Man was suffering drug-induced psychosis when he struck four-year-old daughter in the head with a cricket bat

Newcastle courthouse.
Newcastle courthouse.

A MAN who hit his four-year-old daughter over the head with a cricket bat “as hard as he could” while the girl was sleeping was suffering from a drug-induced psychosis and had heard voices telling him to hurt the child, Newcastle District Court has heard.

The man, now 40, who cannot be named because it would identify the young girl, gave evidence during a sentence hearing on Friday, telling Judge Tanya Bright he was concerned he had inflicted permanent damage when he struck the girl on the morning of February 19, 2017.

“Very ashamed,” the man said when his barrister, Rebecca Suters, asked how he felt. “Because no child deserves that.”

The man, a long-term drug addict, had been using cannabis, ice and Xanax up until two days before the sickening attack. 

And when he awoke on February 19 he was hearing voices telling him his daughter was going to have a miserable life and he should put her out of his misery. 

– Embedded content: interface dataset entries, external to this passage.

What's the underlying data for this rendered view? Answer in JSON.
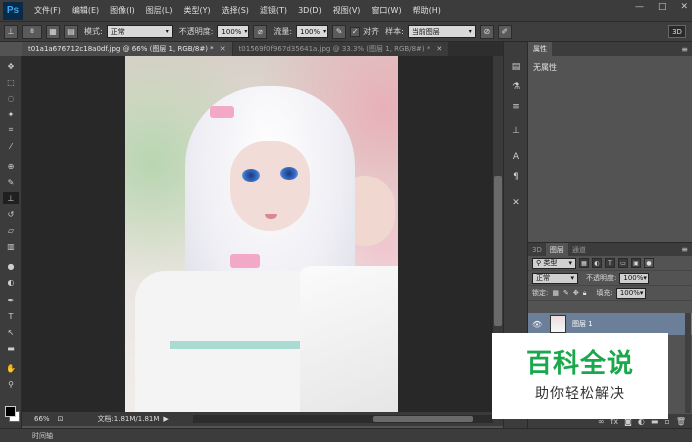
{
  "app": {
    "logo": "Ps",
    "menu": [
      "文件(F)",
      "编辑(E)",
      "图像(I)",
      "图层(L)",
      "类型(Y)",
      "选择(S)",
      "滤镜(T)",
      "3D(D)",
      "视图(V)",
      "窗口(W)",
      "帮助(H)"
    ],
    "window_controls": [
      "—",
      "□",
      "✕"
    ]
  },
  "options": {
    "brush_size": "8",
    "mode_label": "模式:",
    "mode_value": "正常",
    "opacity_label": "不透明度:",
    "opacity_value": "100%",
    "flow_label": "流量:",
    "flow_value": "100%",
    "aligned_label": "对齐",
    "sample_label": "样本:",
    "sample_value": "当前图层",
    "workspace": "3D"
  },
  "tabs": [
    {
      "label": "t01a1a676712c18a0df.jpg @ 66% (图层 1, RGB/8#) *",
      "active": true
    },
    {
      "label": "t01569f0f967d35641a.jpg @ 33.3% (图层 1, RGB/8#) *",
      "active": false
    }
  ],
  "status": {
    "zoom": "66%",
    "doc_info": "文档:1.81M/1.81M"
  },
  "timeline": {
    "label": "时间轴"
  },
  "properties": {
    "tab": "属性",
    "body": "无属性"
  },
  "layers": {
    "tabs": [
      "3D",
      "图层",
      "通道"
    ],
    "active_tab": "图层",
    "filter_label": "类型",
    "blend_mode": "正常",
    "opacity_label": "不透明度:",
    "opacity_value": "100%",
    "lock_label": "锁定:",
    "fill_label": "填充:",
    "fill_value": "100%",
    "layer_name": "图层 1"
  },
  "watermark": {
    "title": "百科全说",
    "subtitle": "助你轻松解决"
  },
  "colors": {
    "watermark_green": "#1aa84c",
    "selected_layer": "#6b7f99"
  }
}
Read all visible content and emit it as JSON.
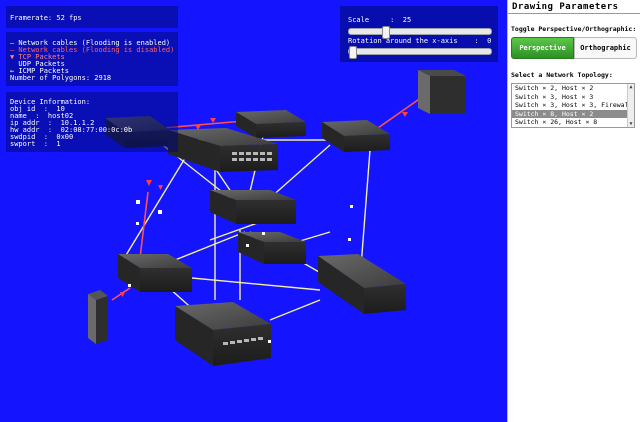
{
  "overlay": {
    "framerate": "Framerate: 52 fps",
    "legend": [
      "— Network cables (Flooding is enabled)",
      "— Network cables (Flooding is disabled)",
      "▼ TCP Packets",
      "  UDP Packets",
      "← ICMP Packets",
      "Number of Polygons: 2918"
    ],
    "device_info": [
      "Device Information:",
      "obj id  :  10",
      "name  :  host02",
      "ip addr  :  10.1.1.2",
      "hw addr  :  02:08:77:00:0c:0b",
      "swdpid  :  0x00",
      "swport  :  1"
    ],
    "legend_colors": {
      "flooding_enabled": "#ffffff",
      "flooding_disabled": "#ff3030",
      "tcp": "#ff4040",
      "udp": "#ffffff",
      "icmp": "#ffffff"
    }
  },
  "controls": {
    "scale_label": "Scale     :  25",
    "scale_value": 25,
    "rotation_label": "Rotation around the x-axis    :  0",
    "rotation_value": 0
  },
  "sidebar": {
    "title": "Drawing Parameters",
    "toggle_label": "Toggle Perspective/Orthographic:",
    "perspective_button": "Perspective",
    "orthographic_button": "Orthographic",
    "active_mode": "Perspective",
    "topology_label": "Select a Network Topology:",
    "topologies": [
      "Switch × 2, Host × 2",
      "Switch × 3, Host × 3",
      "Switch × 3, Host × 3, Firewall × 1",
      "Switch × 8, Host × 2",
      "Switch × 26, Host × 8"
    ],
    "selected_topology_index": 3
  },
  "scene": {
    "background": "#1414ff",
    "cable_color": "#f2f0a0"
  }
}
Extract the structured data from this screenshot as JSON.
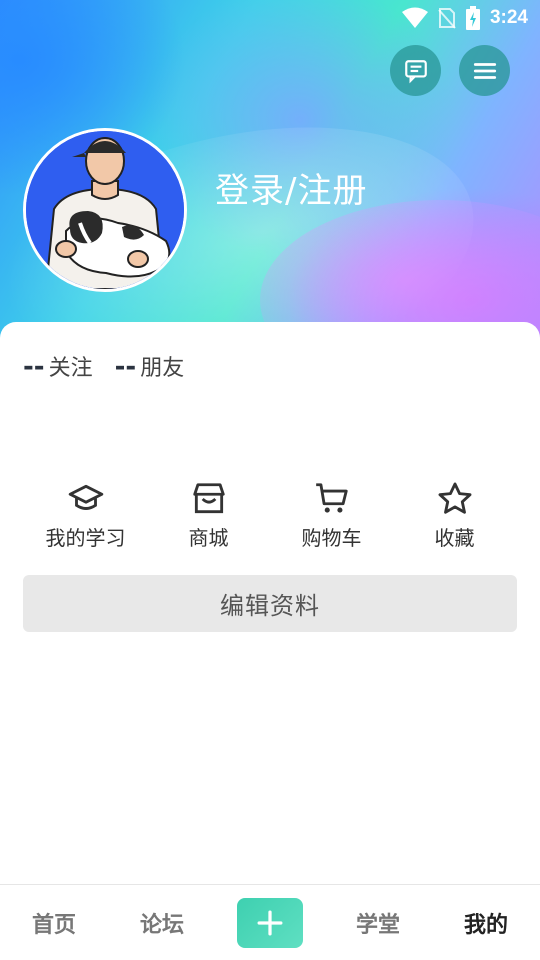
{
  "status_bar": {
    "time": "3:24",
    "icons": [
      "wifi-icon",
      "no-sim-icon",
      "battery-charging-icon"
    ]
  },
  "header": {
    "login_text": "登录/注册",
    "buttons": [
      "message-icon",
      "menu-icon"
    ],
    "gradient_colors": [
      "#2f8cff",
      "#49e6cf",
      "#b58bff"
    ]
  },
  "stats": [
    {
      "value": "--",
      "label": "关注"
    },
    {
      "value": "--",
      "label": "朋友"
    }
  ],
  "features": [
    {
      "icon": "graduation-cap-icon",
      "label": "我的学习"
    },
    {
      "icon": "store-icon",
      "label": "商城"
    },
    {
      "icon": "shopping-cart-icon",
      "label": "购物车"
    },
    {
      "icon": "star-icon",
      "label": "收藏"
    }
  ],
  "edit_profile_label": "编辑资料",
  "bottom_nav": {
    "items": [
      {
        "label": "首页"
      },
      {
        "label": "论坛"
      },
      {
        "label": "学堂"
      },
      {
        "label": "我的",
        "active": true
      }
    ],
    "add_icon": "plus-icon",
    "accent": "#3ed0b0"
  }
}
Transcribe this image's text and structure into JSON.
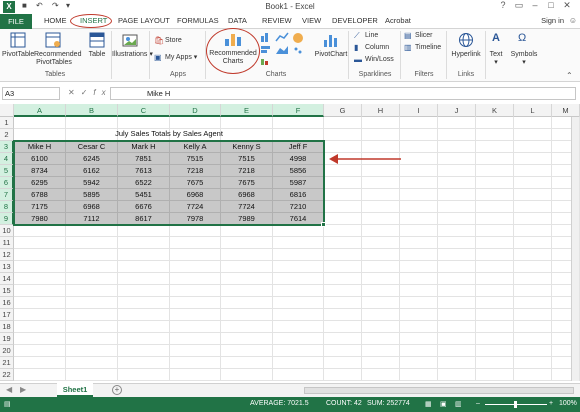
{
  "window": {
    "title": "Book1 - Excel",
    "signin": "Sign in"
  },
  "tabs": [
    "FILE",
    "HOME",
    "INSERT",
    "PAGE LAYOUT",
    "FORMULAS",
    "DATA",
    "REVIEW",
    "VIEW",
    "DEVELOPER",
    "Acrobat"
  ],
  "ribbon": {
    "pivottable": "PivotTable",
    "recommended_pivottables": [
      "Recommended",
      "PivotTables"
    ],
    "table": "Table",
    "illustrations": "Illustrations",
    "store": "Store",
    "my_apps": "My Apps",
    "recommended_charts": [
      "Recommended",
      "Charts"
    ],
    "pivotchart": "PivotChart",
    "line": "Line",
    "column": "Column",
    "win_loss": "Win/Loss",
    "slicer": "Slicer",
    "timeline": "Timeline",
    "hyperlink": "Hyperlink",
    "text": "Text",
    "symbols": "Symbols",
    "groups": {
      "tables": "Tables",
      "apps": "Apps",
      "charts": "Charts",
      "sparklines": "Sparklines",
      "filters": "Filters",
      "links": "Links"
    }
  },
  "formula_bar": {
    "name_box": "A3",
    "content": "Mike H"
  },
  "columns": [
    "A",
    "B",
    "C",
    "D",
    "E",
    "F",
    "G",
    "H",
    "I",
    "J",
    "K",
    "L",
    "M"
  ],
  "rows": [
    1,
    2,
    3,
    4,
    5,
    6,
    7,
    8,
    9,
    10,
    11,
    12,
    13,
    14,
    15,
    16,
    17,
    18,
    19,
    20,
    21,
    22
  ],
  "sheet": {
    "title": "July Sales Totals by Sales Agent",
    "headers": [
      "Mike H",
      "Cesar C",
      "Mark H",
      "Kelly A",
      "Kenny S",
      "Jeff F"
    ],
    "values": [
      [
        6100,
        6245,
        7851,
        7515,
        7515,
        4998
      ],
      [
        8734,
        6162,
        7613,
        7218,
        7218,
        5856
      ],
      [
        6295,
        5942,
        6522,
        7675,
        7675,
        5987
      ],
      [
        6788,
        5895,
        5451,
        6968,
        6968,
        6816
      ],
      [
        7175,
        6968,
        6676,
        7724,
        7724,
        7210
      ],
      [
        7980,
        7112,
        8617,
        7978,
        7989,
        7614
      ]
    ]
  },
  "sheet_tabs": [
    "Sheet1"
  ],
  "status": {
    "average": "AVERAGE: 7021.5",
    "count": "COUNT: 42",
    "sum": "SUM: 252774",
    "zoom": "100%"
  }
}
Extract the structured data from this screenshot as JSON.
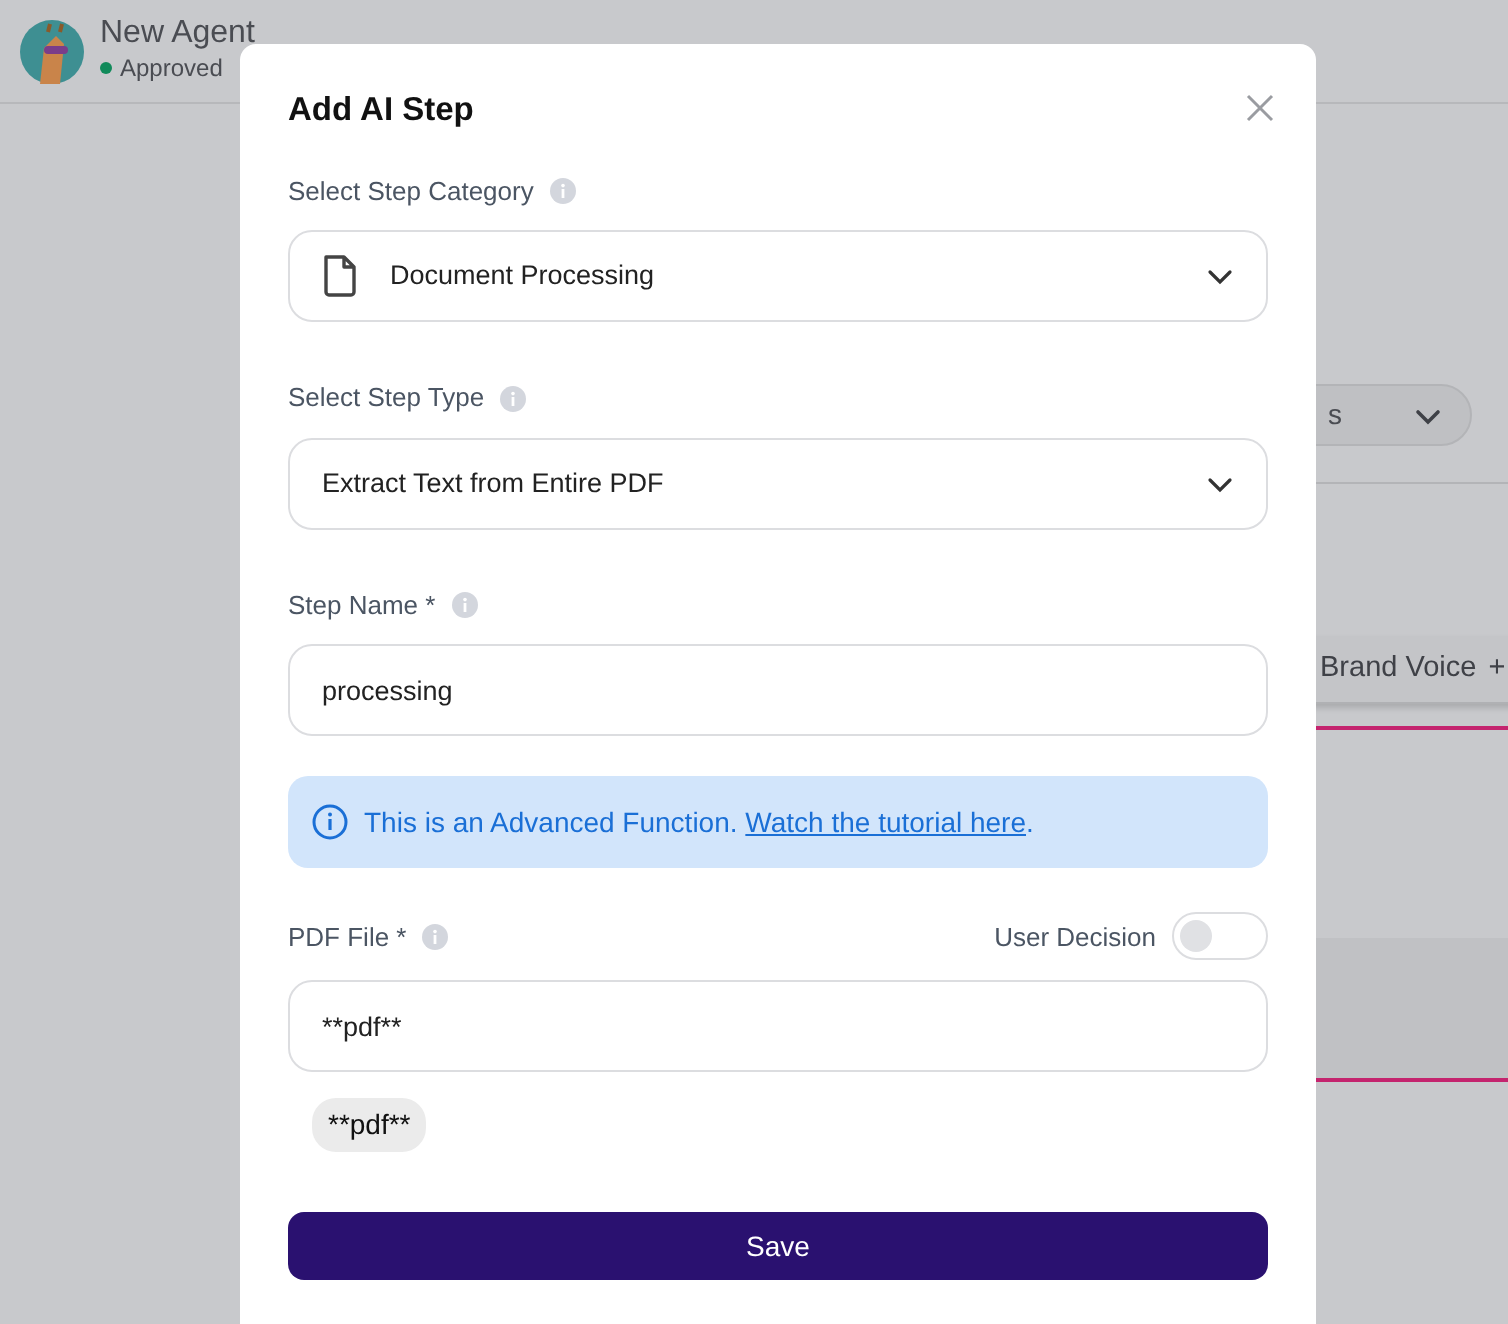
{
  "header": {
    "title": "New Agent",
    "status": "Approved"
  },
  "background": {
    "dropdown_text": "s",
    "tab_label": "Brand Voice",
    "tab_add": "+"
  },
  "modal": {
    "title": "Add AI Step",
    "fields": [
      {
        "kind": "select",
        "label": "Select Step Category",
        "value": "Document Processing"
      },
      {
        "kind": "select",
        "label": "Select Step Type",
        "value": "Extract Text from Entire PDF"
      },
      {
        "kind": "input",
        "label": "Step Name *",
        "value": "processing"
      }
    ],
    "alert": {
      "text": "This is an Advanced Function.",
      "link": "Watch the tutorial here",
      "after": "."
    },
    "pdf_field": {
      "label": "PDF File *",
      "toggle_label": "User Decision",
      "on": false,
      "value": "**pdf**",
      "chip": "**pdf**"
    },
    "save": "Save"
  }
}
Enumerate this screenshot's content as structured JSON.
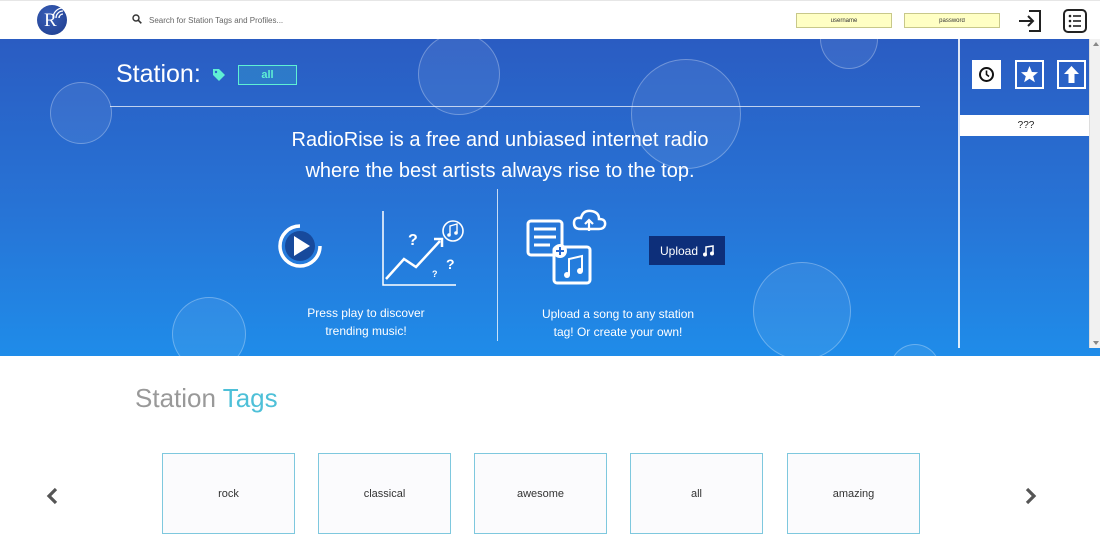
{
  "header": {
    "logo_letter": "R",
    "search": {
      "placeholder": "Search for Station Tags and Profiles..."
    },
    "username": {
      "placeholder": "username"
    },
    "password": {
      "placeholder": "password"
    }
  },
  "hero": {
    "station_label": "Station:",
    "station_value": "all",
    "tagline_line1": "RadioRise is a free and unbiased internet radio",
    "tagline_line2": "where the best artists always rise to the top.",
    "play_caption_line1": "Press play to discover",
    "play_caption_line2": "trending music!",
    "upload_button_label": "Upload",
    "upload_caption_line1": "Upload a song to any station",
    "upload_caption_line2": "tag! Or create your own!"
  },
  "side_panel": {
    "status_text": "???"
  },
  "station_tags": {
    "heading_part1": "Station",
    "heading_part2": "Tags",
    "tags": [
      "rock",
      "classical",
      "awesome",
      "all",
      "amazing"
    ]
  },
  "colors": {
    "hero_top": "#2a5cc2",
    "hero_bottom": "#1f8ce9",
    "accent_teal": "#5ff0d4",
    "heading_accent": "#4ec0d8",
    "upload_button": "#0d2f7a",
    "credential_fields": "#ffffc4"
  }
}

The man says he struck the child once to the head “as hard as he could” while she slept, but the girl later told police her father had hit her three times. 

“It’s difficult to imagine a more vulnerable victim than a sleeping child,” DPP solicitor Kristy Mulley said on Friday. The girl was later discovered by her grandmother and taken to John Hunter Hospital suffering multiple skull fractures and bruising to the brain.  

Ms Suters had submitted that the man’s drug-induced psychosis reduced his level of moral culpability, but both Ms Mulley and Judge Bright disagreed.

“It explains his conduct,” Judge Bright said. “But it is self-induced psychosis, taking drugs of his own volition.”

Under cross-examination from Ms Mulley, the man acknowledged he had been admitted to a psychiatric unit in December, 2016, and January, 2017, hearing voices and suffering from a drug-induced psychosis. But both times, once released, he went back to using drugs. “He had ample opportunity to reflect on his drug use and his decline in mental health,” Ms Mulley said. “He was well aware of the connection between the two. And that deprives him of any leniency.”

Judge Bright will sentence the man in September.